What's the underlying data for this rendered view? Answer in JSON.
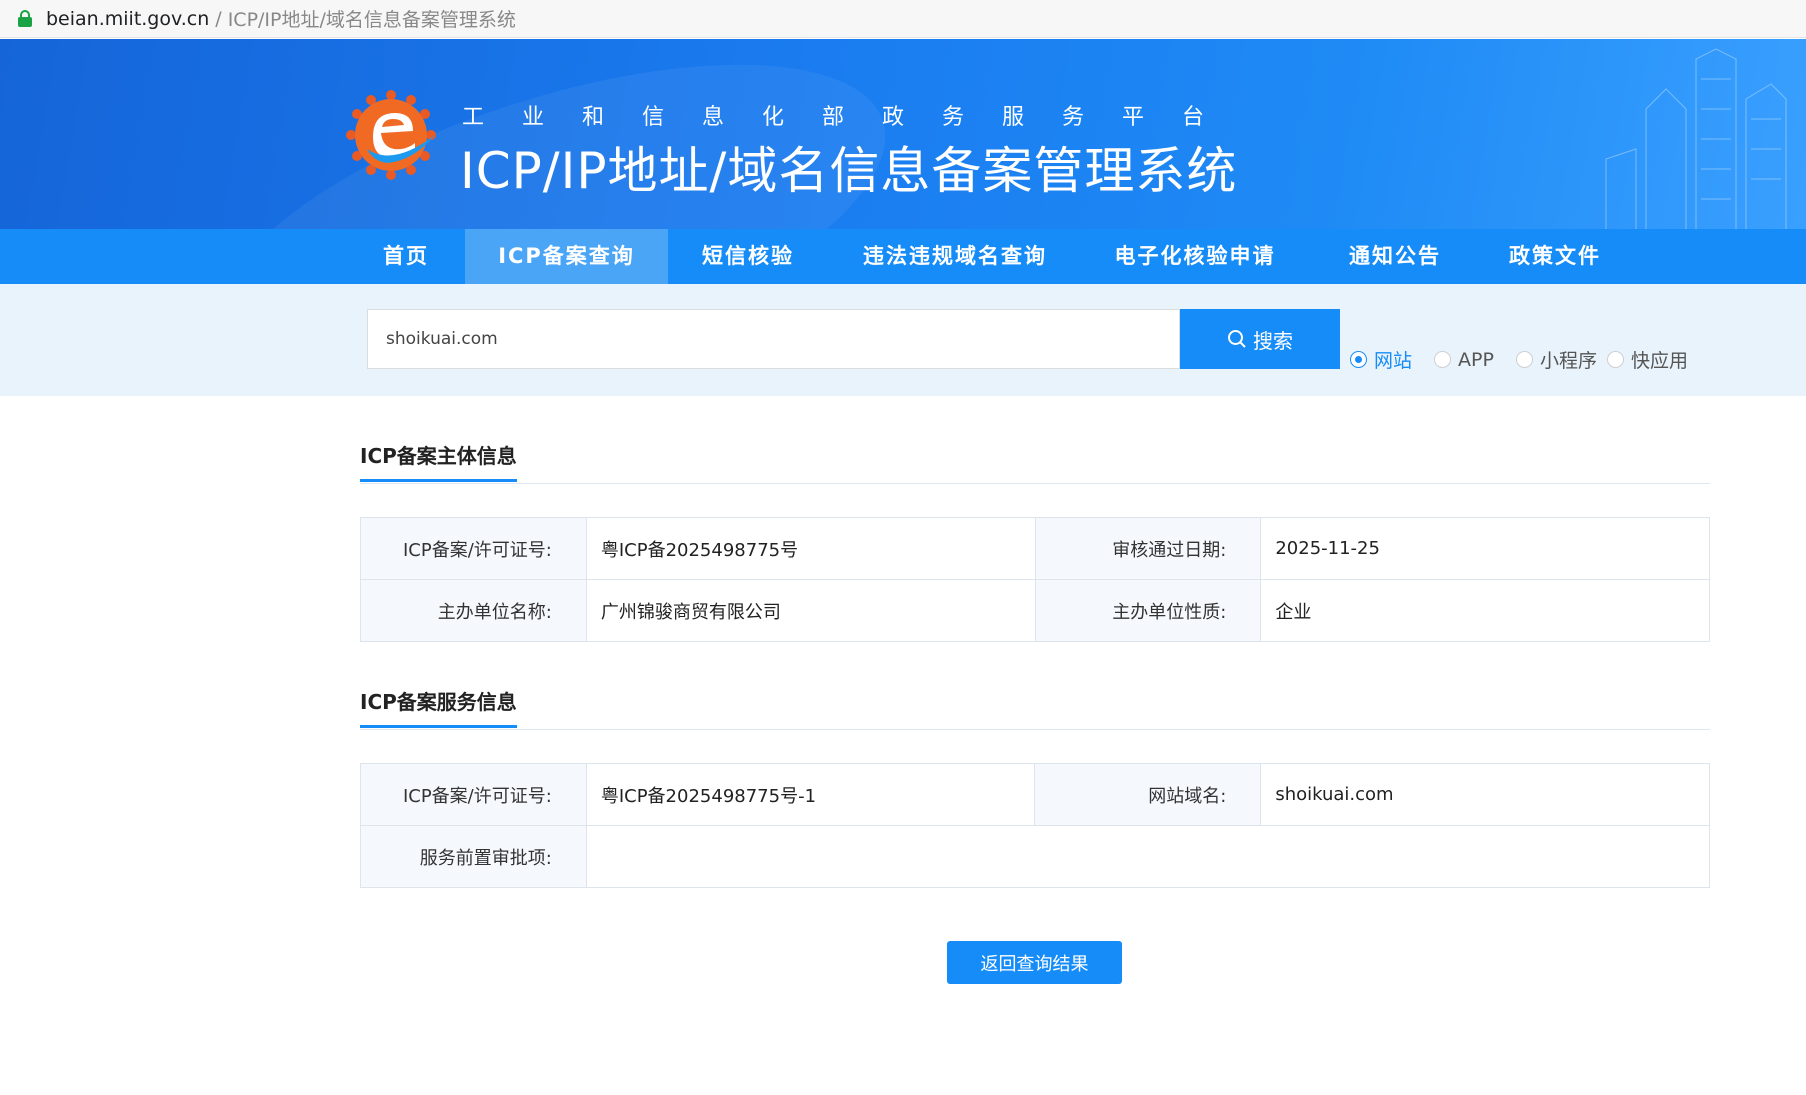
{
  "browser": {
    "host": "beian.miit.gov.cn",
    "separator": "/",
    "path": "ICP/IP地址/域名信息备案管理系统"
  },
  "banner": {
    "subtitle": "工业和信息化部政务服务平台",
    "title": "ICP/IP地址/域名信息备案管理系统"
  },
  "nav": {
    "items": [
      {
        "label": "首页"
      },
      {
        "label": "ICP备案查询"
      },
      {
        "label": "短信核验"
      },
      {
        "label": "违法违规域名查询"
      },
      {
        "label": "电子化核验申请"
      },
      {
        "label": "通知公告"
      },
      {
        "label": "政策文件"
      }
    ],
    "active_index": 1
  },
  "search": {
    "value": "shoikuai.com",
    "button_label": "搜索",
    "options": [
      "网站",
      "APP",
      "小程序",
      "快应用"
    ],
    "selected": "网站"
  },
  "colors": {
    "primary": "#168cf8",
    "nav_active": "#4aa5f7",
    "search_band": "#e9f3fc"
  },
  "subject_info": {
    "title": "ICP备案主体信息",
    "rows": [
      {
        "label1": "ICP备案/许可证号:",
        "value1": "粤ICP备2025498775号",
        "label2": "审核通过日期:",
        "value2": "2025-11-25"
      },
      {
        "label1": "主办单位名称:",
        "value1": "广州锦骏商贸有限公司",
        "label2": "主办单位性质:",
        "value2": "企业"
      }
    ]
  },
  "service_info": {
    "title": "ICP备案服务信息",
    "row1": {
      "label1": "ICP备案/许可证号:",
      "value1": "粤ICP备2025498775号-1",
      "label2": "网站域名:",
      "value2": "shoikuai.com"
    },
    "row2": {
      "label1": "服务前置审批项:",
      "value1": ""
    }
  },
  "back_button_label": "返回查询结果"
}
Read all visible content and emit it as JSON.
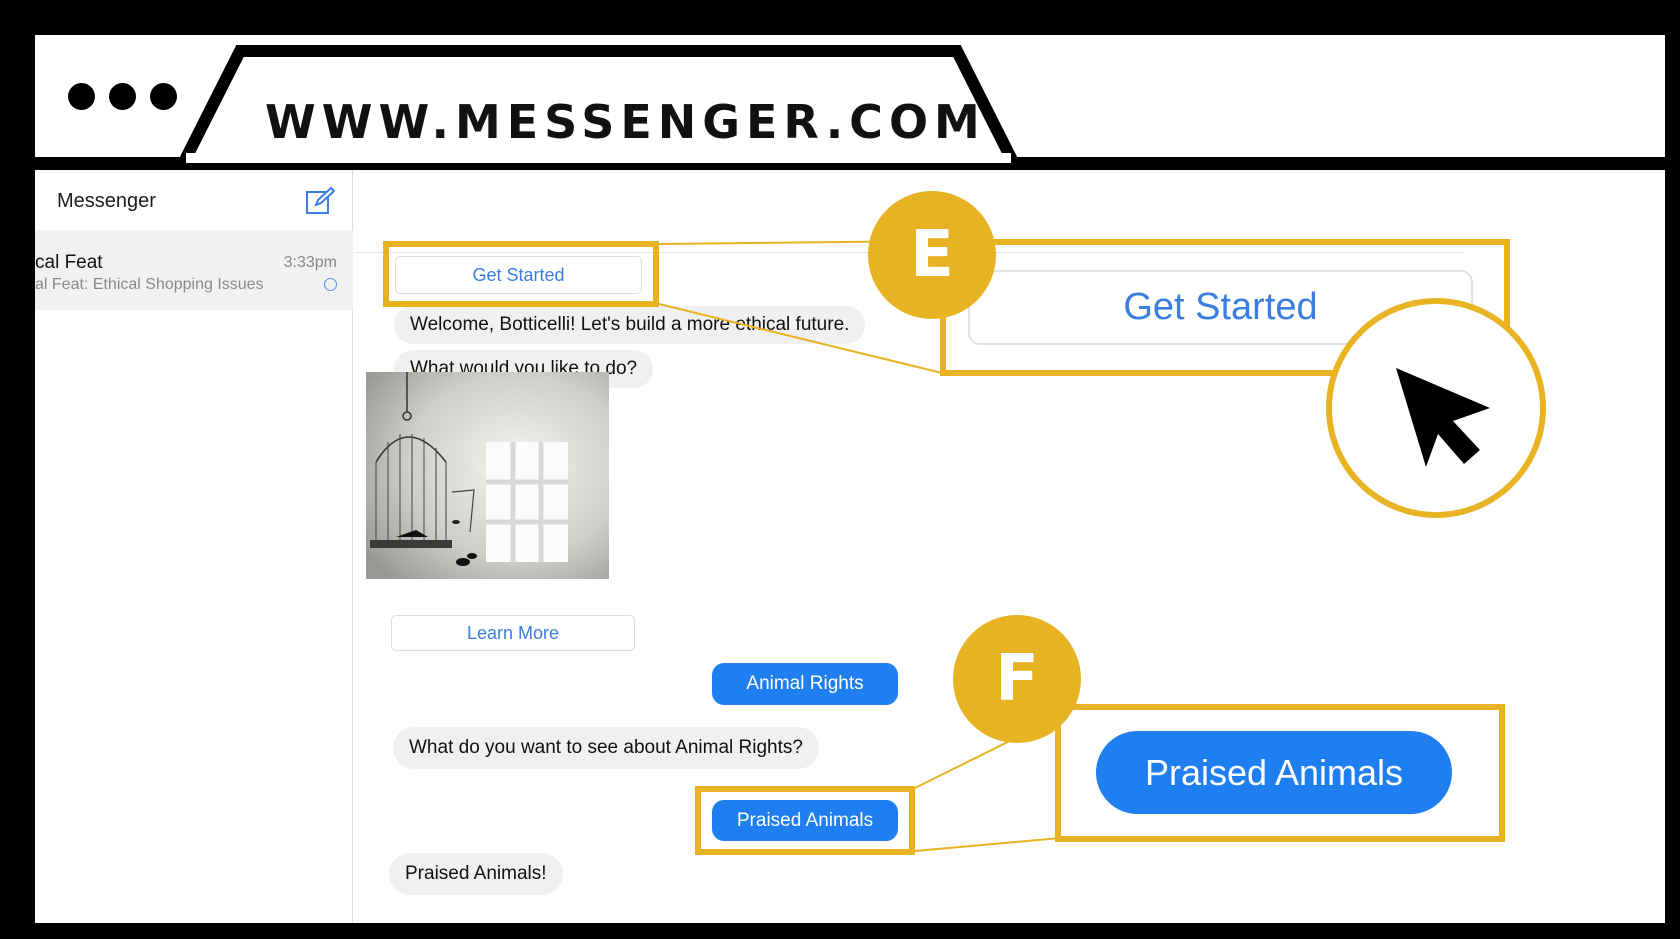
{
  "browser": {
    "url": "WWW.MESSENGER.COM"
  },
  "sidebar": {
    "title": "Messenger",
    "conversation": {
      "name": "cal Feat",
      "time": "3:33pm",
      "snippet": "al Feat: Ethical Shopping Issues"
    }
  },
  "chat": {
    "get_started_label": "Get Started",
    "welcome_text": "Welcome, Botticelli! Let's build a more ethical future.",
    "question_text": "What would you like to do?",
    "learn_more_label": "Learn More",
    "animal_rights_label": "Animal Rights",
    "animal_question_text": "What do you want to see about Animal Rights?",
    "praised_animals_label": "Praised Animals",
    "praised_reply_text": "Praised Animals!"
  },
  "callouts": {
    "e_badge": "E",
    "e_zoom_label": "Get Started",
    "f_badge": "F",
    "f_zoom_label": "Praised Animals"
  },
  "colors": {
    "accent_yellow": "#e7b323",
    "messenger_blue": "#1f7ff0",
    "link_blue": "#3b7de0"
  },
  "icons": {
    "compose": "compose-icon",
    "cursor": "cursor-arrow-icon",
    "unread": "unread-circle-icon"
  }
}
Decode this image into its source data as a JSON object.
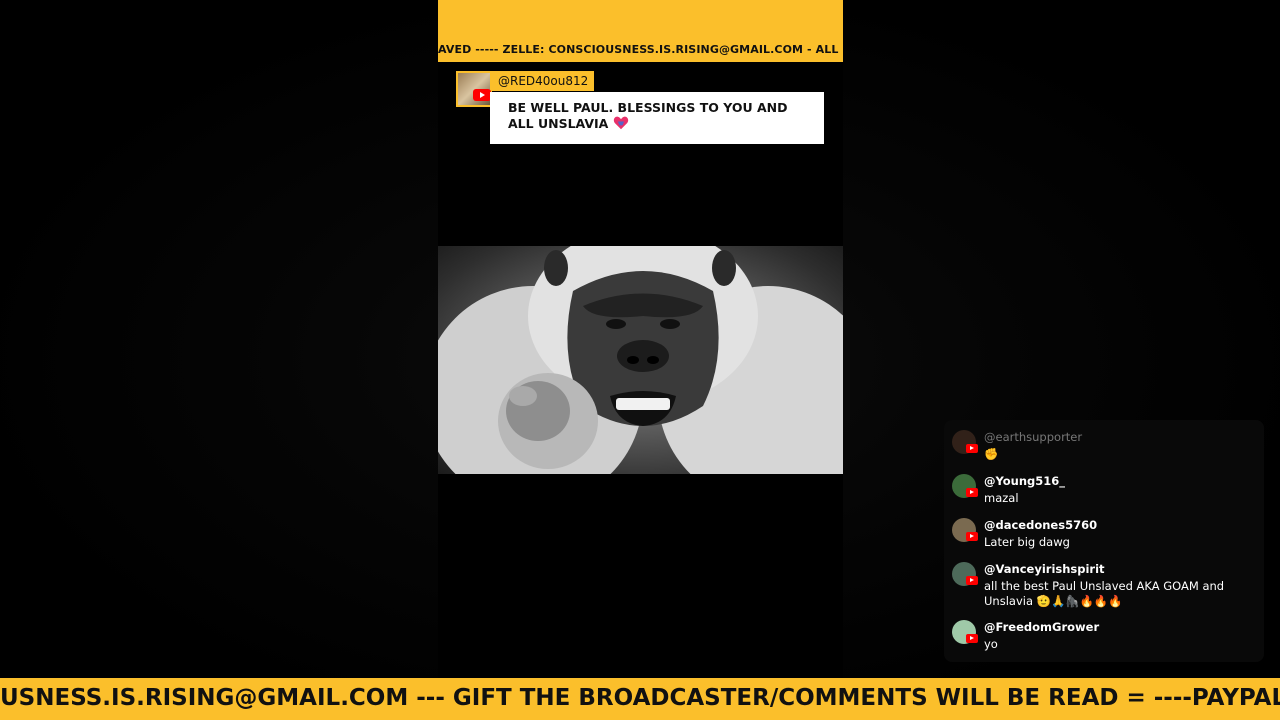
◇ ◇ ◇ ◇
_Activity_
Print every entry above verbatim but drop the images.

_Solution to this exercise_
What's the underlying data for this rendered view? Answer in JSON.
{
  "browser": {
    "host": "beian.miit.gov.cn",
    "separator": "/",
    "path": "ICP/IP地址/域名信息备案管理系统"
  },
  "banner": {
    "subtitle": "工业和信息化部政务服务平台",
    "title": "ICP/IP地址/域名信息备案管理系统"
  },
  "nav": {
    "items": [
      {
        "label": "首页"
      },
      {
        "label": "ICP备案查询"
      },
      {
        "label": "短信核验"
      },
      {
        "label": "违法违规域名查询"
      },
      {
        "label": "电子化核验申请"
      },
      {
        "label": "通知公告"
      },
      {
        "label": "政策文件"
      }
    ],
    "active_index": 1
  },
  "search": {
    "value": "shoikuai.com",
    "button_label": "搜索",
    "options": [
      "网站",
      "APP",
      "小程序",
      "快应用"
    ],
    "selected": "网站"
  },
  "colors": {
    "primary": "#168cf8",
    "nav_active": "#4aa5f7",
    "search_band": "#e9f3fc"
  },
  "subject_info": {
    "title": "ICP备案主体信息",
    "rows": [
      {
        "label1": "ICP备案/许可证号:",
        "value1": "粤ICP备2025498775号",
        "label2": "审核通过日期:",
        "value2": "2025-11-25"
      },
      {
        "label1": "主办单位名称:",
        "value1": "广州锦骏商贸有限公司",
        "label2": "主办单位性质:",
        "value2": "企业"
      }
    ]
  },
  "service_info": {
    "title": "ICP备案服务信息",
    "row1": {
      "label1": "ICP备案/许可证号:",
      "value1": "粤ICP备2025498775号-1",
      "label2": "网站域名:",
      "value2": "shoikuai.com"
    },
    "row2": {
      "label1": "服务前置审批项:",
      "value1": ""
    }
  },
  "back_button_label": "返回查询结果"
}
Read all visible content and emit it as JSON.
{
  "browser": {
    "url": "WWW.MESSENGER.COM"
  },
  "sidebar": {
    "title": "Messenger",
    "conversation": {
      "name": "cal Feat",
      "time": "3:33pm",
      "snippet": "al Feat: Ethical Shopping Issues"
    }
  },
  "chat": {
    "get_started_label": "Get Started",
    "welcome_text": "Welcome, Botticelli! Let's build a more ethical future.",
    "question_text": "What would you like to do?",
    "learn_more_label": "Learn More",
    "animal_rights_label": "Animal Rights",
    "animal_question_text": "What do you want to see about Animal Rights?",
    "praised_animals_label": "Praised Animals",
    "praised_reply_text": "Praised Animals!"
  },
  "callouts": {
    "e_badge": "E",
    "e_zoom_label": "Get Started",
    "f_badge": "F",
    "f_zoom_label": "Praised Animals"
  },
  "colors": {
    "accent_yellow": "#e7b323",
    "messenger_blue": "#1f7ff0",
    "link_blue": "#3b7de0"
  },
  "icons": {
    "compose": "compose-icon",
    "cursor": "cursor-arrow-icon",
    "unread": "unread-circle-icon"
  }
}
Decode this image into its source data as a JSON object.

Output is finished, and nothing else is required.